**TASK DETAILS**
In the entries below, every line that contains "text" must be located and copied.

____

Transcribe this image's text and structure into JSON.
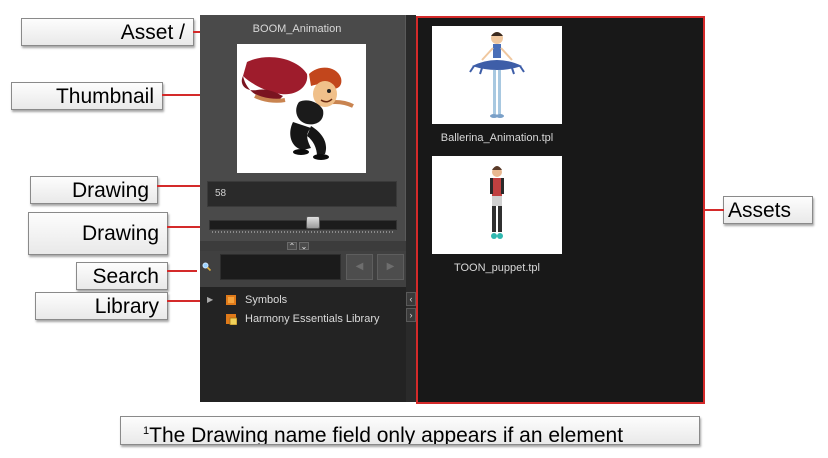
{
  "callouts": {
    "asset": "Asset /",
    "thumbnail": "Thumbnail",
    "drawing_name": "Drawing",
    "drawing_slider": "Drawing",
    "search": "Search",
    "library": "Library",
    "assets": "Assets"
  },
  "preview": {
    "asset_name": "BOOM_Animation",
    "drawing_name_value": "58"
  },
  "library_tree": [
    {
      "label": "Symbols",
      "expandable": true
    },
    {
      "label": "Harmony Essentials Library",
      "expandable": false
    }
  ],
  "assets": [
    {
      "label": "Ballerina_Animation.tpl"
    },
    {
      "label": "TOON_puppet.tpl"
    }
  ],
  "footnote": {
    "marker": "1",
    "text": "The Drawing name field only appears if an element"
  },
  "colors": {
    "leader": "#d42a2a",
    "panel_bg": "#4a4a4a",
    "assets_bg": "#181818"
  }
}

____

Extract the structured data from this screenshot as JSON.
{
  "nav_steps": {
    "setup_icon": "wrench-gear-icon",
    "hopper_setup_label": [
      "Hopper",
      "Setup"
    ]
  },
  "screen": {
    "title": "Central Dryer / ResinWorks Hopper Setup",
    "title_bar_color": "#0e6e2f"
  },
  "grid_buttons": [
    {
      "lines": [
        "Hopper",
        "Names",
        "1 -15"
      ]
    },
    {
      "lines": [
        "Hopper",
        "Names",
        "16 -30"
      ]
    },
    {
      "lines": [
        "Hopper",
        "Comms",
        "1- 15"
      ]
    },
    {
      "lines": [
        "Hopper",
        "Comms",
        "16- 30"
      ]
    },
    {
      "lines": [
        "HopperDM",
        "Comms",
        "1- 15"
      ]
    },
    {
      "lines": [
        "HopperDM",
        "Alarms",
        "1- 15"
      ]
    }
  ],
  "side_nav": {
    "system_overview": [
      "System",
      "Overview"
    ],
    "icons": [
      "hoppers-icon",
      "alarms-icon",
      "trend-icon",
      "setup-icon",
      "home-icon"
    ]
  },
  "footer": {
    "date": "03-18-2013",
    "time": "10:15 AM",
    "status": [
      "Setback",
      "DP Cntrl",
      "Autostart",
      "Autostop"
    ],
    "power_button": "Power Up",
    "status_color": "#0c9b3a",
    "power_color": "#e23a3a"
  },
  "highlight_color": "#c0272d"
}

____

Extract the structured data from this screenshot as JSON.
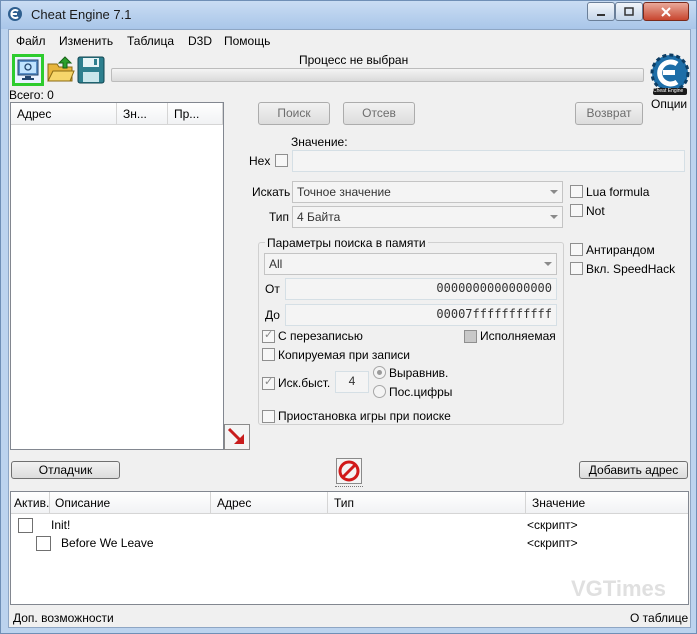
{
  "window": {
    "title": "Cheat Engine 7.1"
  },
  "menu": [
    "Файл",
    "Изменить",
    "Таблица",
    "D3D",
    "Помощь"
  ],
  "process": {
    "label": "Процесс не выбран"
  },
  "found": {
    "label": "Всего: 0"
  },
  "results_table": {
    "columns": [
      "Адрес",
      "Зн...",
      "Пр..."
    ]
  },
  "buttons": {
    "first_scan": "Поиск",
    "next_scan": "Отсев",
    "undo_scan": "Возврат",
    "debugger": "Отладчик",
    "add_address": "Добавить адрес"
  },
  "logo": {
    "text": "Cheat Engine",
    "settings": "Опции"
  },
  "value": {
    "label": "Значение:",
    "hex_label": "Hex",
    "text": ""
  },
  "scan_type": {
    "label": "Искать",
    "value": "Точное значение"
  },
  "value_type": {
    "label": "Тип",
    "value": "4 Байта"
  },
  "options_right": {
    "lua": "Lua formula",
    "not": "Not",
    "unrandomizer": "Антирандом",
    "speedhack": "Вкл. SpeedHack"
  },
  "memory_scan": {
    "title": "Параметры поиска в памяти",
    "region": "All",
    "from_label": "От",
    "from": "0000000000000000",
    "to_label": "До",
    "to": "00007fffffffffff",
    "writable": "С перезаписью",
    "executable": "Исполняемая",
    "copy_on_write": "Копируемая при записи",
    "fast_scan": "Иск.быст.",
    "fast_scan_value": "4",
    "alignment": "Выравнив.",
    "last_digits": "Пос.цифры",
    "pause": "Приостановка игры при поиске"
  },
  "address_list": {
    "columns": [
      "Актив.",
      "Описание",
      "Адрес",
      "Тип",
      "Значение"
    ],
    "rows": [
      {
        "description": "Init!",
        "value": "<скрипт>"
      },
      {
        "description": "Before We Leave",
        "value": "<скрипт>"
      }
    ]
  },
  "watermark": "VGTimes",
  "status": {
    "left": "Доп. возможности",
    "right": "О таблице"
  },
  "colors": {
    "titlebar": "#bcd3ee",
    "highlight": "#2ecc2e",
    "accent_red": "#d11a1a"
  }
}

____

**THE ANSWER**
Transcribe this image's text and structure into JSON.
    "text": "The Drawing name field only appears if an element"
    "text": "Cheat Engine",
    "text": ""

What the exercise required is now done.